To see this visually, try out a speech visualization tool, like this one from Learning Fundamentals. In the first image at left, I am saying, “I’m so happy to be here” in a rapid, compressed pattern. Think of it like those vacuum sealers for packing clothes–you can pack more clothes in, but they’re flattened out. In the second image, I’m saying the same phrase, but I’m stretching out my vowels and extending the sound. To avoid inducing sleep, you want your speaking to look like the second image, not the first.

It’s not about just speaking more slowly or rapidly, or changing your volume, though. When you stretch out your vowels, your sound pattern becomes more broadband and less monotone.


Finally, your presentation might be boring your listeners to tears–or lulling them to sleep–because it doesn’t tell a story. You might’ve done lots of homework and have loads of great data points to share, but if you don’t frame your message as a narrative, you’re not going to engage your audience.

I recently worked with a client who was preparing for an investor-relations presentation.

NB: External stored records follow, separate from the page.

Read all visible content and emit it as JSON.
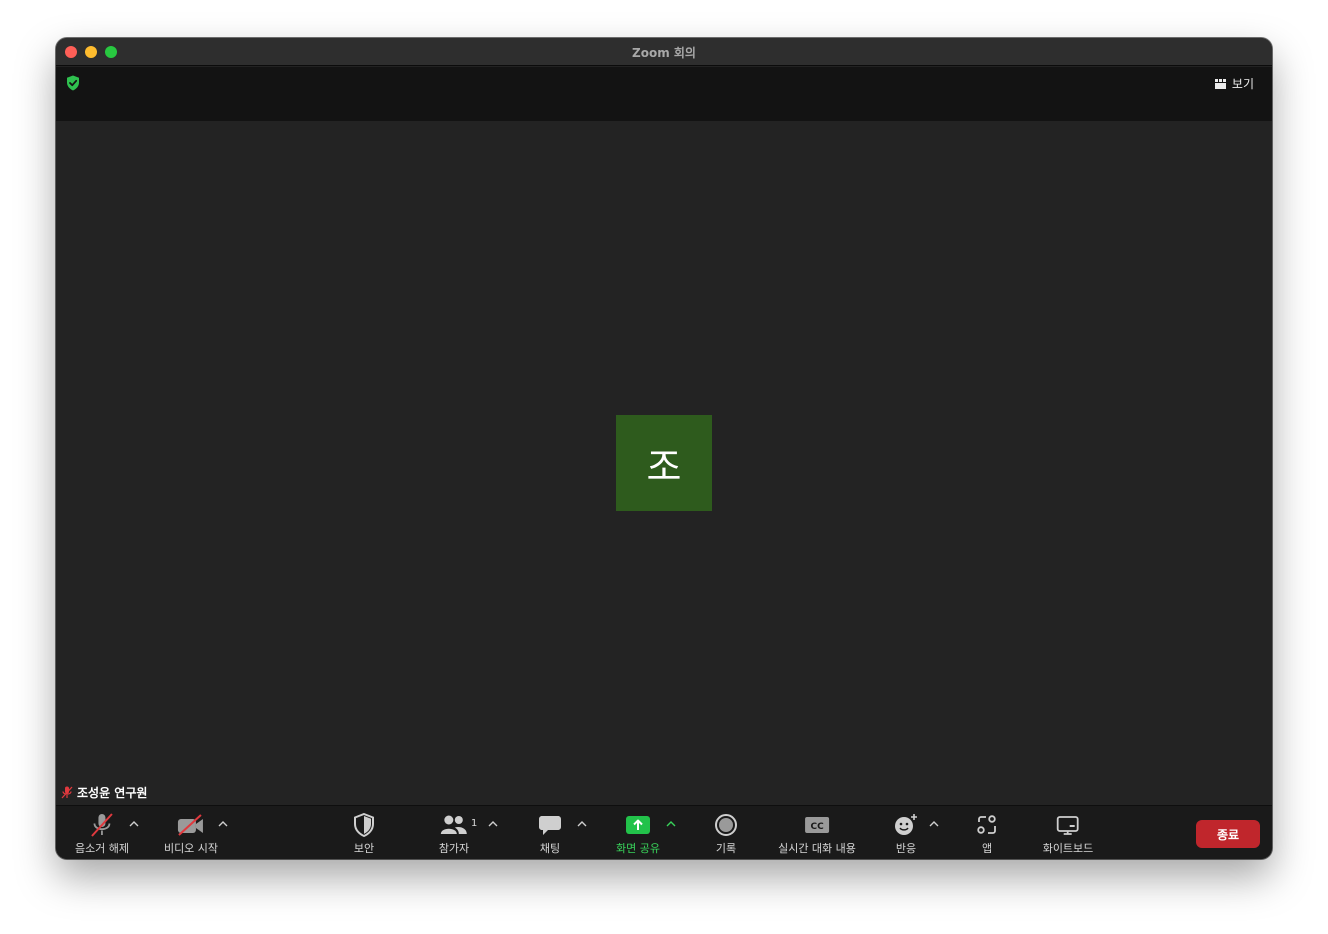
{
  "window": {
    "title": "Zoom 회의",
    "controls": [
      "close",
      "minimize",
      "maximize"
    ]
  },
  "topbar": {
    "security_icon": "shield-check-icon",
    "view_label": "보기"
  },
  "participant": {
    "initial": "조",
    "name": "조성윤 연구원",
    "avatar_color": "#2e5b1d",
    "muted": true
  },
  "toolbar": {
    "unmute_label": "음소거 해제",
    "start_video_label": "비디오 시작",
    "security_label": "보안",
    "participants_label": "참가자",
    "participants_count": "1",
    "chat_label": "채팅",
    "share_label": "화면 공유",
    "record_label": "기록",
    "captions_label": "실시간 대화 내용",
    "captions_badge": "CC",
    "reactions_label": "반응",
    "apps_label": "앱",
    "whiteboard_label": "화이트보드",
    "end_label": "종료"
  },
  "colors": {
    "accent_green": "#38d35a",
    "end_red": "#c0262c",
    "muted_red": "#e0393e"
  }
}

He created a deck with 18 slides, each one bearing a chart and three bullet points. Plodding through those slides would put even the most dedicated analyst to sleep. Instead, I coached him on how he could turn all those metrics into a compelling story. If you’re able to tell a story that connects your key points in a meaningful way, you’re much less likely to lose your audience to an obvious snooze.

Of course, you can’t stop everyone from tuning out during your talk–it’s not your fault if somebody pulled an all-nighter. But if you plan to avoid these potential pitfalls, you’ll be sure to see more heads nod in agreement than nod off.


ABOUT THE AUTHOR: Anett Grant is the CEO of Executive Speaking, Inc. and the author of multiple e-books on speaking.